Congressman Proposes $1 Salary for SEC Chair: Fiscal Prudence or Political Stunt?


Congressman Proposes $1 Salary for SEC Chair: Fiscal Prudence or Political Stunt?
Congressman Proposes $1 Salary for SEC Chair: Fiscal Prudence or Political Stunt? © Getty Images News/Brendan Smialowski

A bold proposal has emerged from the corridors of Congress, targeting the compensation of a high-ranking regulatory official. U.S. Representative Tim Burchett has introduced an audacious amendment that could see Securities and Exchange Commission (SEC) Chair Gary Gensler's annual salary reduced to a symbolic $1.

This suggestion is not merely a stand-alone statement but part of a broader initiative to curb the regulator's funding within the Financial Services and General Government (FSGG) appropriations bill.

Evaluating the Impact on the SEC

The FSGG bill, introduced on July 13, is a sweeping piece of legislation with the objective of scaling back government expenditure.

The move by Burchett to adjust Gensler’s remuneration is indicative of a wider sentiment among some lawmakers who perceive certain agencies, including the SEC, as overstepping their bounds. Gensler, who reportedly earns over $300,000 for his role at the helm of the SEC, has become a focal point in this discussion.

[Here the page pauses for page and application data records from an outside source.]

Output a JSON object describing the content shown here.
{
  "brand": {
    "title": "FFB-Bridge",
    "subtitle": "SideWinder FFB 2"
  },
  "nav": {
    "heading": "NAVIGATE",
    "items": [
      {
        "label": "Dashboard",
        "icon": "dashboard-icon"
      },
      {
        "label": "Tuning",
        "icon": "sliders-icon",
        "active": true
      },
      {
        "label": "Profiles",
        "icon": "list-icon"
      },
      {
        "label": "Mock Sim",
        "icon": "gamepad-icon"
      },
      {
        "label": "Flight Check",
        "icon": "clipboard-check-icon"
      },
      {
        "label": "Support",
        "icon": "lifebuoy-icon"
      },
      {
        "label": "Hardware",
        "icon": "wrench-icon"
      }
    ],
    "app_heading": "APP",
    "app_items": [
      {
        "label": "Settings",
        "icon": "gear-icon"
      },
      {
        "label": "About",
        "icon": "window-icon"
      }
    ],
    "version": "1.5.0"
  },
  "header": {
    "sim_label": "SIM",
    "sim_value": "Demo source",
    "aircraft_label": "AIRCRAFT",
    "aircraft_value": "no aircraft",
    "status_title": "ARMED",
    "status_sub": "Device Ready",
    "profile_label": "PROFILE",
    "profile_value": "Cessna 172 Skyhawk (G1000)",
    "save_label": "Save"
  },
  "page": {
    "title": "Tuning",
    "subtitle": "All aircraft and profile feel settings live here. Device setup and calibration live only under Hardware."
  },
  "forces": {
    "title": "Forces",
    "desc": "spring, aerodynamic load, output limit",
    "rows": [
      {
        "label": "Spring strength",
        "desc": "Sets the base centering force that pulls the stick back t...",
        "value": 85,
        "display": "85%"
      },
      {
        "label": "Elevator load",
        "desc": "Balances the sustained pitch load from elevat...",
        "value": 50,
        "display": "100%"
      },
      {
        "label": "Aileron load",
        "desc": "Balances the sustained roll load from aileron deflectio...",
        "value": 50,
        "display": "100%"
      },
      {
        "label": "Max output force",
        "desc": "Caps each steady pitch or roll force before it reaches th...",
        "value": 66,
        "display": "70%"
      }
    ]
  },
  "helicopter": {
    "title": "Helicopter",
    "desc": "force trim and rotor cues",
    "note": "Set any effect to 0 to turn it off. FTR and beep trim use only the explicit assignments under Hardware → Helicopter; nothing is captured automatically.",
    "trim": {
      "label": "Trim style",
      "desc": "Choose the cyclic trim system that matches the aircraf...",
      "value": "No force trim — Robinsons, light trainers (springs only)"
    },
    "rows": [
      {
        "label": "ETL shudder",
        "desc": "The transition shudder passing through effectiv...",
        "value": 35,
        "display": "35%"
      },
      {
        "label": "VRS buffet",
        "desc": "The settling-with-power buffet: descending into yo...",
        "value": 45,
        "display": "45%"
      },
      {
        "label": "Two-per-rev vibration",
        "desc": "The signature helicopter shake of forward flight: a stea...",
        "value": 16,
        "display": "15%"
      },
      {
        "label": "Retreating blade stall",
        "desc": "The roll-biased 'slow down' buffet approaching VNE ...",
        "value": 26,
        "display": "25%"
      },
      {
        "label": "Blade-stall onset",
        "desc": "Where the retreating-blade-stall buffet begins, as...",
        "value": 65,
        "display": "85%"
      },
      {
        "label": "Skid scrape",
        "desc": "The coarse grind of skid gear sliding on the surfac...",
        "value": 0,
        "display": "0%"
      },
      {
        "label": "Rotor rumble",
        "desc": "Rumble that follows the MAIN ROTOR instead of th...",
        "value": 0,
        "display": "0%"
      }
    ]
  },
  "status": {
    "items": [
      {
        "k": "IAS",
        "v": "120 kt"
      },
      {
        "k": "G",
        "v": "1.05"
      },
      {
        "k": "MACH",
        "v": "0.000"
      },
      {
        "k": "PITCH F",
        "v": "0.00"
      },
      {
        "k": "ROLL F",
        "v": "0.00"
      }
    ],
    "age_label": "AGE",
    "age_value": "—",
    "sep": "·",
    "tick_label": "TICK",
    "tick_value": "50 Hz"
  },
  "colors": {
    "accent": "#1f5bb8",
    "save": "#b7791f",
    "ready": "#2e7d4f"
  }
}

The notion of diminishing the SEC's funding was further championed by Representative Steve Womack while presenting the bill to the House Rules Committee on November 6. Womack criticized the SEC for what he views as regulatory overreach, asserting that the agency has become a disproportionate financial load on the government.

Advocating for a reduction in the SEC's power, he emphasized the need to recalibrate the focus of the regulator back to its principal mission. Womack articulated his stance, stressing the cessation of SEC rulemakings that do not pass rigorous cost-benefit and aggregate impact analyses.

Despite acknowledging the fundamental responsibilities of the agencies in question, he lamented that many have deviated from their original mandates, leading to outcomes that, in his view, have not served the American public well.

The Road Ahead

This legislative challenge to the SEC's budget reflects a broader debate on the role and reach of government agencies. The proponents of the bill argue for a more restrained regulatory approach, believing it would result in more efficient governance and better service to the populace.

As the bill progresses through the legislative process, it will undoubtedly spark discussions on the balance between effective regulation and fiscal prudence. The proposed salary cut for Gensler is a provocative gesture, symbolizing the lawmakers' dissatisfaction with what they see as excessive regulatory influence.

While the amendment's fate remains uncertain, its implications are clear: a call for more scrutiny over how government agencies operate and spend. Whether this will lead to a significant shift in policy or simply serve as a statement remains to be seen, but it has certainly highlighted the issue of regulatory economics as a point of contention in the current legislative agenda.